It’s that time of year again: Welcome to the doldrums of goal-setting season.
It’s been a few months since New Year’s resolutions kicked in, and there are a few months left until summer. We may have started the year with a lot of enthusiasm for those big career goals, but it’s hard to keep up that gung-ho attitude.
Setting a big goal can be kind of intimidating sometimes, and hard to stay motivated for. Well here’s a secret: Setting small goals that are easily accomplished in a shorter period of time—some even in just a day—can help you get through those rough patches and stay on track in the long run.
To keep yourself career-focused and goal-oriented right into your summer goal-setting season, here are 15 short-term goals to set for yourself:
1. Communicate Better
We could all use a little boost in the communication department sometimes. Everyone communicates differently, so even if you think you’re being clear, maybe not everyone on your team thinks so. To improve your communication skills at work, try one of these tactics:
- After a meeting, send an email with action items
- Talk in person whenever possible
- Have a plan for conflict resolution
2. Respond in a More Timely Manner
If you’re someone who reads emails as they come in, but then puts them on a to-do list to respond to later, rethink your strategy. Responding to someone as soon as you can shows him or her that he or she is important to you. That’s pretty key for your boss, clients, and team members.
3. Think About Thought Leadership
Kick your career up a notch by making strides to become an expert in your field. Pick your topic and start generating some content. Keep up with industry trends, start a blog, post articles on LinkedIn, attend events and tweet about them. Getting your voice out there will gain you followers and respect in your industry. Before you know it, publications and colleagues will be coming to you for your opinions.

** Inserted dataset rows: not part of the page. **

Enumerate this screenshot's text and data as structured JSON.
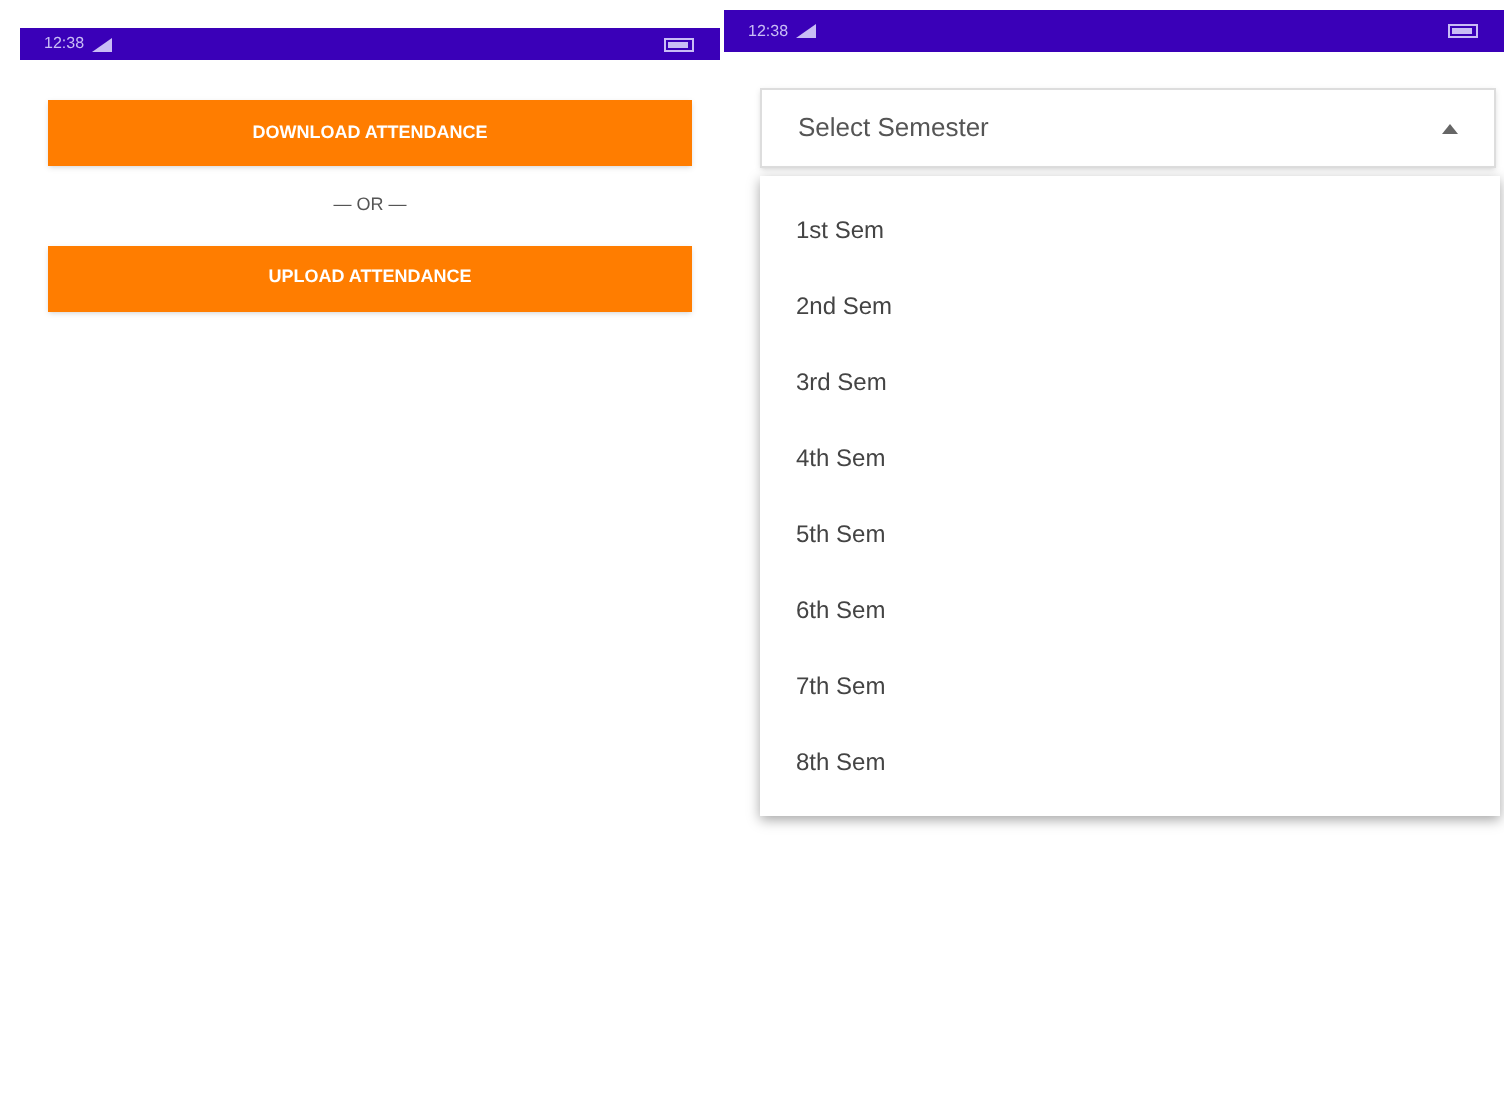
{
  "screens": [
    {
      "status_bar": {
        "time": "12:38"
      },
      "buttons": [
        "DOWNLOAD ATTENDANCE",
        "UPLOAD ATTENDANCE"
      ],
      "separator": "— OR —"
    },
    {
      "status_bar": {
        "time": "12:38"
      },
      "dropdown": {
        "placeholder": "Select Semester",
        "expanded": true,
        "options": [
          "1st Sem",
          "2nd Sem",
          "3rd Sem",
          "4th Sem",
          "5th Sem",
          "6th Sem",
          "7th Sem",
          "8th Sem"
        ]
      }
    }
  ]
}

4. Have Lunch With a Colleague You Don’t Know
Branch out from your usual work crew and invite someone to lunch who you don’t know that well. You can pick his brain about his job, the company, or his interests. You could find a new way to work together, or make a new friend.
5. Create a Personal Website

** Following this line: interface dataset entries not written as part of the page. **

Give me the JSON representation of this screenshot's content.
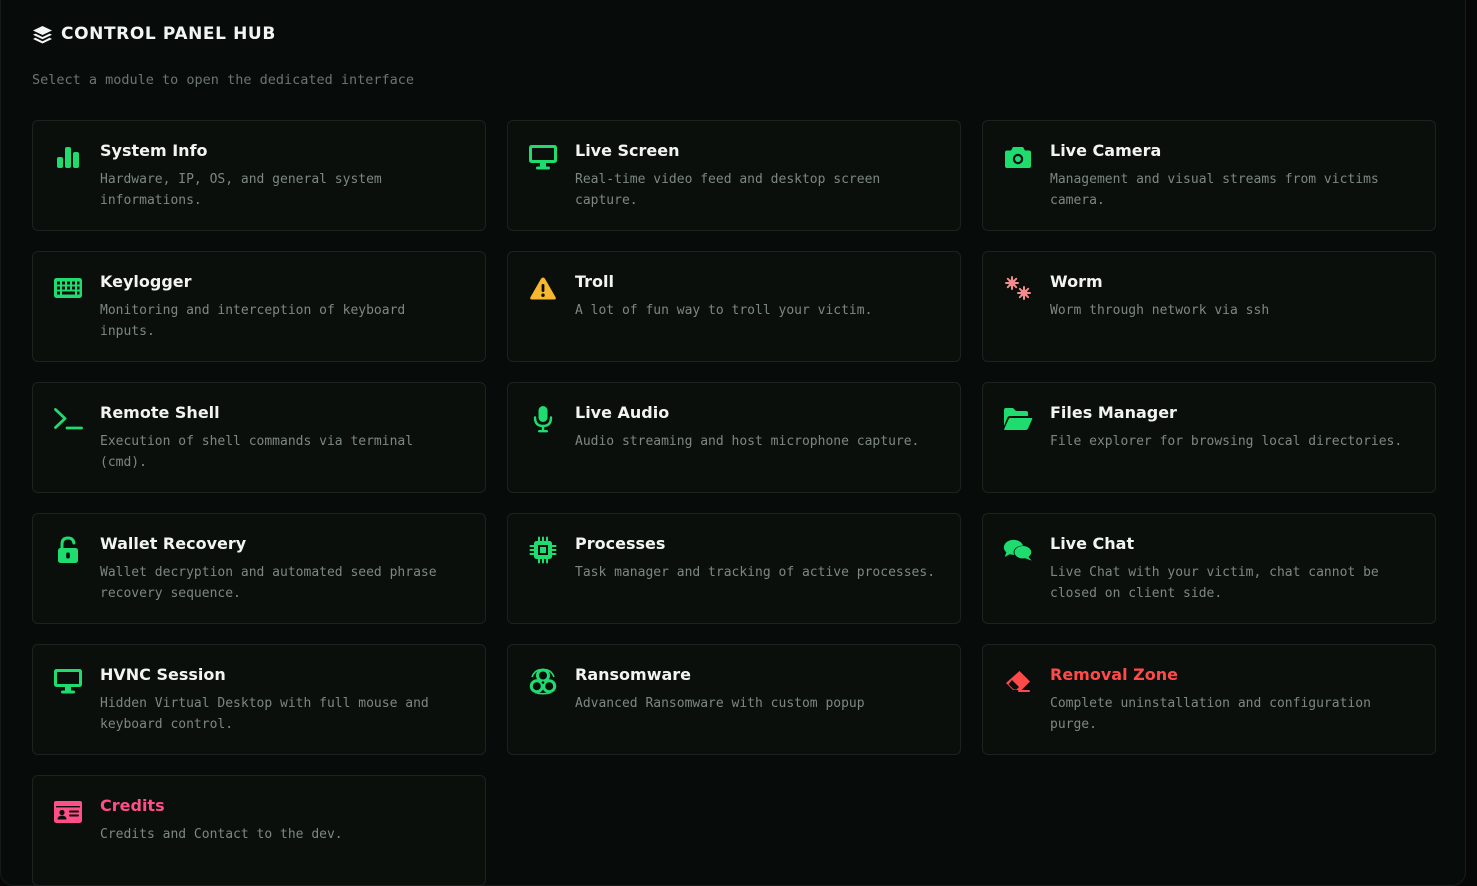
{
  "header": {
    "title": "CONTROL PANEL HUB",
    "icon": "layers-icon",
    "subtitle": "Select a module to open the dedicated interface"
  },
  "colors": {
    "accent": "#1fdc6f",
    "warning": "#f5b82e",
    "danger": "#ff4a4a",
    "credits": "#ff4e88",
    "worm": "#f08c8c"
  },
  "modules": [
    {
      "title": "System Info",
      "description": "Hardware, IP, OS, and general system informations.",
      "icon": "bar-chart-icon"
    },
    {
      "title": "Live Screen",
      "description": "Real-time video feed and desktop screen capture.",
      "icon": "monitor-icon"
    },
    {
      "title": "Live Camera",
      "description": "Management and visual streams from victims camera.",
      "icon": "camera-icon"
    },
    {
      "title": "Keylogger",
      "description": "Monitoring and interception of keyboard inputs.",
      "icon": "keyboard-icon"
    },
    {
      "title": "Troll",
      "description": "A lot of fun way to troll your victim.",
      "icon": "warning-icon"
    },
    {
      "title": "Worm",
      "description": "Worm through network via ssh",
      "icon": "virus-icon"
    },
    {
      "title": "Remote Shell",
      "description": "Execution of shell commands via terminal (cmd).",
      "icon": "terminal-icon"
    },
    {
      "title": "Live Audio",
      "description": "Audio streaming and host microphone capture.",
      "icon": "microphone-icon"
    },
    {
      "title": "Files Manager",
      "description": "File explorer for browsing local directories.",
      "icon": "folder-open-icon"
    },
    {
      "title": "Wallet Recovery",
      "description": "Wallet decryption and automated seed phrase recovery sequence.",
      "icon": "unlock-icon"
    },
    {
      "title": "Processes",
      "description": "Task manager and tracking of active processes.",
      "icon": "cpu-icon"
    },
    {
      "title": "Live Chat",
      "description": "Live Chat with your victim, chat cannot be closed on client side.",
      "icon": "chat-bubbles-icon"
    },
    {
      "title": "HVNC Session",
      "description": "Hidden Virtual Desktop with full mouse and keyboard control.",
      "icon": "monitor-icon"
    },
    {
      "title": "Ransomware",
      "description": "Advanced Ransomware with custom popup",
      "icon": "biohazard-icon"
    },
    {
      "title": "Removal Zone",
      "description": "Complete uninstallation and configuration purge.",
      "icon": "eraser-icon"
    },
    {
      "title": "Credits",
      "description": "Credits and Contact to the dev.",
      "icon": "id-card-icon"
    }
  ]
}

Your resume and cover letter may be up to date, but to show potential employers or industry professionals your full portfolio, consider putting up a personal website. Especially if you’re a media or creative professional, a website can act as more than just a portfolio, giving you a personal brand and an easy draw for recruiters and potential employers.
6. Ask Your Boss for More Responsibility
If you’ve been considering asking for a promotion but aren’t sure how your boss would take it, start small by asking for additional projects. If you find the new responsibilities are an easy incorporation into your day, you know you’ll be able to handle a promotion.
Plus, if your boss sees you handling extra work with ease, he or she will make a point of getting you that promotion.
7. Get More Sleep
To improve your productivity noticeably, not to mention your mood, energy, and memory, just catch a few extra minutes of sleep every night. It’s the simplest way to jumpstart your day.
8. Skip the Cocktails
A glass of wine here and there can be fun, and a way to blow off steam at the end of the day, but remember to take it easy. A drunk driving-related injury occurs every two minutes in the US, so don’t overdo it. Plus, if you have a big meeting the next day, you want to be at your sharpest.
9. Organize Your Desk
Having a cluttered desk and workspace can be deceptively stressful. If you have a few minutes in your day, straighten up some papers, put your files away neatly, and clean up the surface of your desk. You’ll be surprised at how much better you feel.
10. Become a Mentor
Mentors are as important in the workplace as they are in education, sports, or art. If there’s a young, entry-level hire on your team or in your department, take him or her under your wing. By showing her the ropes, you’ll give her confidence to take her role to the next level, and it will make you feel pretty good, too.
11. Become a Better Public Speaker
Public speaking is part of most jobs. Even if you’re not up on stage making a presentation or on a panel, chances are you’re making presentations to your team and speaking in meetings. You always want to make a good impression. Check out classes in your area through organizations like Toastmasters, or find other classes in your area through CourseHorse.
12. Reconnect With a Former Colleague
Try meeting up with an old co-worker for lunch or a drink. It’s great to reconnect and reminisce about working together, but it can also be a great opportunity to network. If he or she is still in your industry, you can keep up with what his or her company is doing. If you’re looking for a job, he or she is also a great resource to have.
13. Clean Up Your Files
Your physical desktop may be spotless, but don’t forget about your digital desktop. All those files you download without thinking are probably saved where they’re easily accessible. However, that also means that they’re cluttering up the memory on your computer. Take some time to organize the files you need into folders, and delete the ones you don’t.
14. Learn a New Skill
Add to your resume by learning a new skill you can apply to your position. It’s easy to find online classes for a lot of digital and software skills, and you can always search for in-person classes in your area for things of interest or hobbies.
15. Join a Team
One of the best company bonding experiences can be to join a rec league. Pick a sport like soccer, volleyball, or dodgeball that anyone can participate in and have a good time. You’ll boost team morale, and get to know your colleagues on a whole new level.
If you’re in a slump with your long-term goals, get back in the zone by setting yourself up for some short-term success.
This article was originally published on Career Contessa. It has been republished here with permission.